Recorded information Start Marker

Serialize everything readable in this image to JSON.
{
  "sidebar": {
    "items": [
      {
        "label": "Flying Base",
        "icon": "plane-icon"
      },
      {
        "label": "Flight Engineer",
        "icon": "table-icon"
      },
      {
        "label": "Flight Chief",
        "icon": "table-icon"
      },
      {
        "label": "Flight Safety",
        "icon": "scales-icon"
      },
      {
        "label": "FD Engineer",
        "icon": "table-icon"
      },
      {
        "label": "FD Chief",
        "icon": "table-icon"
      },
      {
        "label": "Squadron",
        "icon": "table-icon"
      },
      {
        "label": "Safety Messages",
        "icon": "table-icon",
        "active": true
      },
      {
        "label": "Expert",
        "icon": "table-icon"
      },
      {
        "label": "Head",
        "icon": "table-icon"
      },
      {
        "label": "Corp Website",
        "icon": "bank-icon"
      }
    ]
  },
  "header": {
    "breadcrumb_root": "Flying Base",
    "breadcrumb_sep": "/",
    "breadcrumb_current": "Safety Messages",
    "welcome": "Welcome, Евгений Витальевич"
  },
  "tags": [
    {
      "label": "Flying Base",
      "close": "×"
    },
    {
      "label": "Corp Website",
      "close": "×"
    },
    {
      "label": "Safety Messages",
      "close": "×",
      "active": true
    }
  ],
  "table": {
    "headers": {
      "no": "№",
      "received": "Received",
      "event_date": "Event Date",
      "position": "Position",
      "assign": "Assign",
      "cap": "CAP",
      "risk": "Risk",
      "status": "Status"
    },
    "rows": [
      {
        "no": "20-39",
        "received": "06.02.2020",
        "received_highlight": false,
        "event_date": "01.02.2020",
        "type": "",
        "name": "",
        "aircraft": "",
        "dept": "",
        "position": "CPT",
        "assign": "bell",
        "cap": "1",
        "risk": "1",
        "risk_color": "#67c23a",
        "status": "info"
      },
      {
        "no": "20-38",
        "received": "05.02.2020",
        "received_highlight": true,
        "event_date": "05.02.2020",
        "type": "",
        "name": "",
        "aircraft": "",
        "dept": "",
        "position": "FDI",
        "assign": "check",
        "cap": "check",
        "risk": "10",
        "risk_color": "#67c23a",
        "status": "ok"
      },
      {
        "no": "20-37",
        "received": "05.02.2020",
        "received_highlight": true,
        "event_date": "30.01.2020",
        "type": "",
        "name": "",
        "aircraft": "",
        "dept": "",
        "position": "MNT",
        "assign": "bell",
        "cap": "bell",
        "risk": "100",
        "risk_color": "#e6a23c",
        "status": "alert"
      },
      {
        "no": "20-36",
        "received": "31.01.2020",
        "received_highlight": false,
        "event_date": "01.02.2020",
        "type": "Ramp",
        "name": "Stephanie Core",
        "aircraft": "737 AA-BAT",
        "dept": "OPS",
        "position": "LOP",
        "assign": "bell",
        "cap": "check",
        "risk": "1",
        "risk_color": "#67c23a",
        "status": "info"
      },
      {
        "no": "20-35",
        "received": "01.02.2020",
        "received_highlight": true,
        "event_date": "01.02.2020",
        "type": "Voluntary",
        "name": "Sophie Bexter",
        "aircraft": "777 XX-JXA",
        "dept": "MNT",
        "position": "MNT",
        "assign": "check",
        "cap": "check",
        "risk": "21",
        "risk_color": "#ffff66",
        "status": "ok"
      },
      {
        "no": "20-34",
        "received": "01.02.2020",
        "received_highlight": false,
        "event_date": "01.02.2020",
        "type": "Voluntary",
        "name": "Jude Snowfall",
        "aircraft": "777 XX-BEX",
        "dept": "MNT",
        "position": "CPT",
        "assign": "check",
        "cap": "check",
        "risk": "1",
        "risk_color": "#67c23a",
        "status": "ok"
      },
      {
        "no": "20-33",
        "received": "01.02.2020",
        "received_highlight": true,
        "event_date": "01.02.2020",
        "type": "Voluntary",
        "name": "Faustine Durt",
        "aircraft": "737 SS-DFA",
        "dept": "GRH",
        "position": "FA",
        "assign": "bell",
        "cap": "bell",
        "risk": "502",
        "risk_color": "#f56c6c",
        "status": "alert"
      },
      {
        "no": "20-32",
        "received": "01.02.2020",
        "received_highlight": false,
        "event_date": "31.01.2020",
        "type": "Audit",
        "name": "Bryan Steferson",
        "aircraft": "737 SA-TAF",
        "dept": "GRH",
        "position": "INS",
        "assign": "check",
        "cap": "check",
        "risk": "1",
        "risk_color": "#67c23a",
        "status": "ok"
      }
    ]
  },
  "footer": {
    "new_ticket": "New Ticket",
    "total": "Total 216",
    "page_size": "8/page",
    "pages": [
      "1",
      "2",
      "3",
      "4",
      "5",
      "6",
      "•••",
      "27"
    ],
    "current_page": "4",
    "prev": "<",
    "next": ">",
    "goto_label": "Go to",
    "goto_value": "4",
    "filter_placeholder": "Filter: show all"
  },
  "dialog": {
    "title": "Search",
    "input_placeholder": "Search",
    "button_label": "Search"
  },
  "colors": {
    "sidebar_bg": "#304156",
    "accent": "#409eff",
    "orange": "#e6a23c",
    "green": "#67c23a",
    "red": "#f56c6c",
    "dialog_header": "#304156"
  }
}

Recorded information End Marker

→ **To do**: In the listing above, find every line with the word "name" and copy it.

→ **The answer**:
        "name": "",
        "name": "",
        "name": "",
        "name": "Stephanie Core",
        "name": "Sophie Bexter",
        "name": "Jude Snowfall",
        "name": "Faustine Durt",
        "name": "Bryan Steferson",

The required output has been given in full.